INFORMATION:
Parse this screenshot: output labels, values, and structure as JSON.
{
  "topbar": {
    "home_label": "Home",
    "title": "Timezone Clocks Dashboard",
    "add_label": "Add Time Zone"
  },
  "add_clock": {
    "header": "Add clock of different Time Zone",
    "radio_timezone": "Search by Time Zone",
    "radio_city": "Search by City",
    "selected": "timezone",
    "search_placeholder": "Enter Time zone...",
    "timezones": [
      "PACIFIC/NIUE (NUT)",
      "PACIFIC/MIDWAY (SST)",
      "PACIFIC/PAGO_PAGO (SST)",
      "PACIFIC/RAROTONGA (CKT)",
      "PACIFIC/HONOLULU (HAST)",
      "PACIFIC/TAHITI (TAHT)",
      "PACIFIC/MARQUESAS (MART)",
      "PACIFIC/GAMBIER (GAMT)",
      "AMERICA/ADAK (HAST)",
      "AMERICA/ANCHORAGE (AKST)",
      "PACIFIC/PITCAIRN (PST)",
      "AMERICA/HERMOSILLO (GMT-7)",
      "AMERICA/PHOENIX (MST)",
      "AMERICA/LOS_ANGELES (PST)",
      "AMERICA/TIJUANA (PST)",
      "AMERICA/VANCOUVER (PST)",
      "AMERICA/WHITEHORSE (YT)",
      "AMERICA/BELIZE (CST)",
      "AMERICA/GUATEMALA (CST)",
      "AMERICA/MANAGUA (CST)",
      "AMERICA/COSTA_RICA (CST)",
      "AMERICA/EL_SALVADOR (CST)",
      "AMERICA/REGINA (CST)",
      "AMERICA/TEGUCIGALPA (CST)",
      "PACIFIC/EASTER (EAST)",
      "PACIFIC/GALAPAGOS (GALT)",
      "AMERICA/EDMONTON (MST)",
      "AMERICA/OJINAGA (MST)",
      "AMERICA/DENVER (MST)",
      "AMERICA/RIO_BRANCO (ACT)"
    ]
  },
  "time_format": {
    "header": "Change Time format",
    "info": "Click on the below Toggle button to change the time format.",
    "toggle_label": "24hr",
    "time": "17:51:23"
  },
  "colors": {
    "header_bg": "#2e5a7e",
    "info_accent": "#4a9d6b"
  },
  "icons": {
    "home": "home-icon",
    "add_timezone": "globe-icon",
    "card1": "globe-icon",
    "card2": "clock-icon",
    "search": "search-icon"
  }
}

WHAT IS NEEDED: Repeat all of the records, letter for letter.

ANSWER BOX:
Parse this screenshot: output labels, values, and structure as JSON.
{
  "topbar": {
    "home_label": "Home",
    "title": "Timezone Clocks Dashboard",
    "add_label": "Add Time Zone"
  },
  "add_clock": {
    "header": "Add clock of different Time Zone",
    "radio_timezone": "Search by Time Zone",
    "radio_city": "Search by City",
    "selected": "timezone",
    "search_placeholder": "Enter Time zone...",
    "timezones": [
      "PACIFIC/NIUE (NUT)",
      "PACIFIC/MIDWAY (SST)",
      "PACIFIC/PAGO_PAGO (SST)",
      "PACIFIC/RAROTONGA (CKT)",
      "PACIFIC/HONOLULU (HAST)",
      "PACIFIC/TAHITI (TAHT)",
      "PACIFIC/MARQUESAS (MART)",
      "PACIFIC/GAMBIER (GAMT)",
      "AMERICA/ADAK (HAST)",
      "AMERICA/ANCHORAGE (AKST)",
      "PACIFIC/PITCAIRN (PST)",
      "AMERICA/HERMOSILLO (GMT-7)",
      "AMERICA/PHOENIX (MST)",
      "AMERICA/LOS_ANGELES (PST)",
      "AMERICA/TIJUANA (PST)",
      "AMERICA/VANCOUVER (PST)",
      "AMERICA/WHITEHORSE (YT)",
      "AMERICA/BELIZE (CST)",
      "AMERICA/GUATEMALA (CST)",
      "AMERICA/MANAGUA (CST)",
      "AMERICA/COSTA_RICA (CST)",
      "AMERICA/EL_SALVADOR (CST)",
      "AMERICA/REGINA (CST)",
      "AMERICA/TEGUCIGALPA (CST)",
      "PACIFIC/EASTER (EAST)",
      "PACIFIC/GALAPAGOS (GALT)",
      "AMERICA/EDMONTON (MST)",
      "AMERICA/OJINAGA (MST)",
      "AMERICA/DENVER (MST)",
      "AMERICA/RIO_BRANCO (ACT)"
    ]
  },
  "time_format": {
    "header": "Change Time format",
    "info": "Click on the below Toggle button to change the time format.",
    "toggle_label": "24hr",
    "time": "17:51:23"
  },
  "colors": {
    "header_bg": "#2e5a7e",
    "info_accent": "#4a9d6b"
  },
  "icons": {
    "home": "home-icon",
    "add_timezone": "globe-icon",
    "card1": "globe-icon",
    "card2": "clock-icon",
    "search": "search-icon"
  }
}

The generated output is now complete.